If you look closely, you can see a glint of orange near the bottom center of the picture. There were some really impressive carp in this pond, near the Seattle Asian Art Museum in Volunteer Park. They seemed to get along fine with the mallards, who are vegetarians as far as I know (and who are about the same size as the fish, if not smaller!).

 

There’s Something About Street Trees December 6, 2009

I seem to be on a tree kick here so maybe I will just keep it going…

Garden Rant had an invitation to discuss thoughts on street tree policy here. Lots of comments! People feel strongly about their streets and trees, go figure.

Local Ecologist blogger Georgia writes from NYC now, she always has great insights about public policy and plants.

A monthly Festival of the Trees rotates among a variety of blogs, including co-founder Dave’s at Via Negativa this month. Always good arboreal stuff in this round-up, from photos to poetry to links that will lead you to look at our leafy friends in new ways.

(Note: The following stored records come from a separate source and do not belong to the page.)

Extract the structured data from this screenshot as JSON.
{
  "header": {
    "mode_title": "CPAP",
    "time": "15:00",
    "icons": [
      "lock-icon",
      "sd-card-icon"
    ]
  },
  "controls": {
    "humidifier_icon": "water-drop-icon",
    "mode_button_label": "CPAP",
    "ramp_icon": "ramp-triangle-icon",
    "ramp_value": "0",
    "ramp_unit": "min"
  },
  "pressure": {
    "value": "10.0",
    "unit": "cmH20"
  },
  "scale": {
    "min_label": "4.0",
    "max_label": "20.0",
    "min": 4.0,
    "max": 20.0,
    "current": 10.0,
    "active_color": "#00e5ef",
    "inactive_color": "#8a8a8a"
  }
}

Now, back to photos. Some of my favorite street trees in the neighborhood, all taken a few weeks ago when more leaves were up than down.

Japanese maple, unknown variety (it would be on my short-list for the back garden, if only I knew what it was!):

Unknown Japanese maple variety in fall - lovely

A pretty dogwood (I would say maybe Cornus kousa except that I have one and it lost its leaves much earlier, so I’m not sure):

Dogwood in fall

Close up of dogwood fruit – do they remind anyone else of Crunchberries?

Dogwood fruit in November

Another Japanese maple, I’m going to go with ‘Bloodgood’:

Bloodgood maple tree

Nothing like sunlight through those leaves, turns them from wine to scarlet:

Light through Bloodgood maple

I’ll save the neighbor’s magnificent gingkos for another time. They deserve their very own page, I think!